## ASSIGNMENT
Tally the lines in the listing below that contain "size" and report the tally alone.
┌────────
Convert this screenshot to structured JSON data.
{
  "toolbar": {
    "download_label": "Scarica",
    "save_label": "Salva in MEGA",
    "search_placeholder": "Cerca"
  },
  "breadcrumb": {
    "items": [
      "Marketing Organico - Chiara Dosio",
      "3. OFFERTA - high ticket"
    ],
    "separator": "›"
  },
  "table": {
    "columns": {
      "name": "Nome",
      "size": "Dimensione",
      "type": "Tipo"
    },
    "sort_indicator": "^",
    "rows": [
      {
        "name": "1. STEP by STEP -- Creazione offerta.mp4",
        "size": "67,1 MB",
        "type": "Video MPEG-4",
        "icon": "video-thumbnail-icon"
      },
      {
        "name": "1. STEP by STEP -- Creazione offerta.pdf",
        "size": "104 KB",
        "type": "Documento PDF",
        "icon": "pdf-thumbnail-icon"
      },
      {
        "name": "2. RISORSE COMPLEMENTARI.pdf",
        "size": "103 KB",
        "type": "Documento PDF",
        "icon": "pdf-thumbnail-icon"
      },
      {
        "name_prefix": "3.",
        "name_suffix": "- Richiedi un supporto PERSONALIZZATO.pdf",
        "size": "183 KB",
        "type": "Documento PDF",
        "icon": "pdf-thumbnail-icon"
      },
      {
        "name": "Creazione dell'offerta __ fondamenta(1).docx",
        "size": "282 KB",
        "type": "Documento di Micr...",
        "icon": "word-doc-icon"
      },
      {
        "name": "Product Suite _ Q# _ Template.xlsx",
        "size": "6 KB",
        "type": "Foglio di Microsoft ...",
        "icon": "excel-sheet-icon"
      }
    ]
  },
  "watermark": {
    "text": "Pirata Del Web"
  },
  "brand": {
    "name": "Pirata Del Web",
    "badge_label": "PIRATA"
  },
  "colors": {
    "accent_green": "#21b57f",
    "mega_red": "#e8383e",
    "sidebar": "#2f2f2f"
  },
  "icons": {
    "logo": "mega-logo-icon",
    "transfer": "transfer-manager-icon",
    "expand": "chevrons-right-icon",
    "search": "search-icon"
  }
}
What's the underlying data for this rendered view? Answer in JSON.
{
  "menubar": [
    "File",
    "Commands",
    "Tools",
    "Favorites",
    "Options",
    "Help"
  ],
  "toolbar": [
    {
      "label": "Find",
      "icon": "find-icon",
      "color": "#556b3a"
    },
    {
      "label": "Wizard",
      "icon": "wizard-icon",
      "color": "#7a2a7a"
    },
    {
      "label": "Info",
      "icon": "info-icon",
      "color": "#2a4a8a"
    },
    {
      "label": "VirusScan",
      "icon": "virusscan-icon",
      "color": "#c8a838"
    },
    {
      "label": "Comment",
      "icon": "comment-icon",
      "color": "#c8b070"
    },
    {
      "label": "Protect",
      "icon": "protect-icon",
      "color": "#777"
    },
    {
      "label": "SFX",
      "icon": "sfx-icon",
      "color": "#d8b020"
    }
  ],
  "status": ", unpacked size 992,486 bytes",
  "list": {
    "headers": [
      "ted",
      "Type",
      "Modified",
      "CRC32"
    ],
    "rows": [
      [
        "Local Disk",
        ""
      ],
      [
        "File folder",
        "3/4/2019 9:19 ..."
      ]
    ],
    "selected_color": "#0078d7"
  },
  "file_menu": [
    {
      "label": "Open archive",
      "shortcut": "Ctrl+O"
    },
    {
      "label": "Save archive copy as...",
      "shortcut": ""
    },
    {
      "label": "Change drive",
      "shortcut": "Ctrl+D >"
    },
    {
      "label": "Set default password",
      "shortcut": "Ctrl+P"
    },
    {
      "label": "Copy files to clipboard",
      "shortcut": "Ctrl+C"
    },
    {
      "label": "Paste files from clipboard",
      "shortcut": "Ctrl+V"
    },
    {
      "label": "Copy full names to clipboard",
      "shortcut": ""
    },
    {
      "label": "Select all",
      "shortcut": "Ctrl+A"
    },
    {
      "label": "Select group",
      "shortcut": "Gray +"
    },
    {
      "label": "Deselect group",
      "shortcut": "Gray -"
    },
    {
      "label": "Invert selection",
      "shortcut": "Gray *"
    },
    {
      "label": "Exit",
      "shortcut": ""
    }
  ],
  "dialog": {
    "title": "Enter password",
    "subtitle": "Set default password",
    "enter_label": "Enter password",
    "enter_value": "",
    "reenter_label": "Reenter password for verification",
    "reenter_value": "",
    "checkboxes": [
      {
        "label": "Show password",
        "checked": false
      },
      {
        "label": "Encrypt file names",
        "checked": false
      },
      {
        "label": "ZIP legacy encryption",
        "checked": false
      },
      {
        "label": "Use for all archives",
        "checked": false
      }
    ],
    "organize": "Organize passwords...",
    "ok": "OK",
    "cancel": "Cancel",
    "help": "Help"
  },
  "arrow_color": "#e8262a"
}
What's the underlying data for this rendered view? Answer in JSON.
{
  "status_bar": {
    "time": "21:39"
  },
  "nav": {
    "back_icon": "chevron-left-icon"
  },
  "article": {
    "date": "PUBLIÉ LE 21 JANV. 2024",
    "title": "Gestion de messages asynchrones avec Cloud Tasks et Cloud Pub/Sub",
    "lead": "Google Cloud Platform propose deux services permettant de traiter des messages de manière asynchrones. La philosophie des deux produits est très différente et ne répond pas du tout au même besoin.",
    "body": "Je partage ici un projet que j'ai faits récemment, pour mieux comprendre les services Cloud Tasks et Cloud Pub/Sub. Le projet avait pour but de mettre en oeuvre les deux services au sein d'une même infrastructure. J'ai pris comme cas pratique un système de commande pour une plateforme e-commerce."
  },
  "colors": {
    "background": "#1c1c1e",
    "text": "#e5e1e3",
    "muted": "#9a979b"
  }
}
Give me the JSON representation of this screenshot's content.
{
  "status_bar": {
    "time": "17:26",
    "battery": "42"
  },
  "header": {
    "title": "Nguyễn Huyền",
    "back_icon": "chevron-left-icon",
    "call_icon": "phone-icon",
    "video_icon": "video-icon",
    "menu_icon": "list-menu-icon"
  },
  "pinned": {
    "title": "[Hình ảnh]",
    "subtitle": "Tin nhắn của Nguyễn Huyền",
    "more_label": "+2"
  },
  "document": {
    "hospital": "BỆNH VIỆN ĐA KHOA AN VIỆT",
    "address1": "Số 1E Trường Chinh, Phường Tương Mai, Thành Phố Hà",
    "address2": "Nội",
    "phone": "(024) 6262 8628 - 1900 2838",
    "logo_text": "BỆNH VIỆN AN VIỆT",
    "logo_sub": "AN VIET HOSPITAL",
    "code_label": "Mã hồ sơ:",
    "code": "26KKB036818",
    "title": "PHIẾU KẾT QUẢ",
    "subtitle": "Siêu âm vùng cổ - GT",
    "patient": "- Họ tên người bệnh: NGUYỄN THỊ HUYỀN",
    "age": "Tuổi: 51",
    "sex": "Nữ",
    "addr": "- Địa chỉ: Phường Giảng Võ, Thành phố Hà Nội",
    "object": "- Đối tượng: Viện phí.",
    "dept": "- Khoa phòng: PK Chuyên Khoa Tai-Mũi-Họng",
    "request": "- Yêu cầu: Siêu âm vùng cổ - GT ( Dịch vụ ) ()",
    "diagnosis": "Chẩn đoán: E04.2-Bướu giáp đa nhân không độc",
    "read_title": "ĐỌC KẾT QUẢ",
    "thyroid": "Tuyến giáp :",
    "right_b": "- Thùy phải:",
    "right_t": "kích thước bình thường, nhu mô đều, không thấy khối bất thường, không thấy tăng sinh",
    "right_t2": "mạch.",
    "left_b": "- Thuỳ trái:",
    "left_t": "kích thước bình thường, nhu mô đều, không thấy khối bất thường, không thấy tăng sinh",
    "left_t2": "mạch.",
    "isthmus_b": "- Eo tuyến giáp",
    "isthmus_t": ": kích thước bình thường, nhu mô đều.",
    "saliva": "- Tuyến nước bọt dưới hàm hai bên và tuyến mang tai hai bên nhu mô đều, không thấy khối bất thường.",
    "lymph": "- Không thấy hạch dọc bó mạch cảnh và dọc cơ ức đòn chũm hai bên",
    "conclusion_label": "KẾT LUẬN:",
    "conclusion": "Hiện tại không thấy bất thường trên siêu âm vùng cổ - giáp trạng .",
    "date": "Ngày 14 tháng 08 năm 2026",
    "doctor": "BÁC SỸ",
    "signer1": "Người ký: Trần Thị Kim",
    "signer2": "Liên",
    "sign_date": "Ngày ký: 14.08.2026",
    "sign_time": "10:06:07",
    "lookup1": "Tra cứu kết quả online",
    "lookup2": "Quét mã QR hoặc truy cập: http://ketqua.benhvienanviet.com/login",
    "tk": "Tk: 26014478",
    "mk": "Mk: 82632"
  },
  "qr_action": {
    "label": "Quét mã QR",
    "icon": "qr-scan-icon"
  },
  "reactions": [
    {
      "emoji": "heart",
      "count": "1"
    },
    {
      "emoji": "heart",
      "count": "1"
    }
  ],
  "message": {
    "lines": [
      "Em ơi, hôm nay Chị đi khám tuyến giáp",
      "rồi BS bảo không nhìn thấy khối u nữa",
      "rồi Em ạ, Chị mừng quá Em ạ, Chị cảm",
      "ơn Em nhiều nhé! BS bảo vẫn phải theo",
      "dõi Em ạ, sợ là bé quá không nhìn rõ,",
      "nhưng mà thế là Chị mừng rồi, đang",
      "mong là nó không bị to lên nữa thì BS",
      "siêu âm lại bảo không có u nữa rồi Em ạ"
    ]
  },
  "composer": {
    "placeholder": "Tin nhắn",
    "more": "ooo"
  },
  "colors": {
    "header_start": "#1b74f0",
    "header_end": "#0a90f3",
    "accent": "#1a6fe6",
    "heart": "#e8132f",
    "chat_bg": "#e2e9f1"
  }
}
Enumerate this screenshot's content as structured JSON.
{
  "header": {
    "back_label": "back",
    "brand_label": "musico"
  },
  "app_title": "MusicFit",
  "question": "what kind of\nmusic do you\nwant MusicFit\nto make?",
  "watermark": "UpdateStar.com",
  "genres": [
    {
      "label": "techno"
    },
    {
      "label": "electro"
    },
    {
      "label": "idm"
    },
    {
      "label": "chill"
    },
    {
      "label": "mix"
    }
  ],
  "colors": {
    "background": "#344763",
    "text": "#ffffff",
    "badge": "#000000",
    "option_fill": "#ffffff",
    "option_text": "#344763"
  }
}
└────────
## ANSWER SPACE
8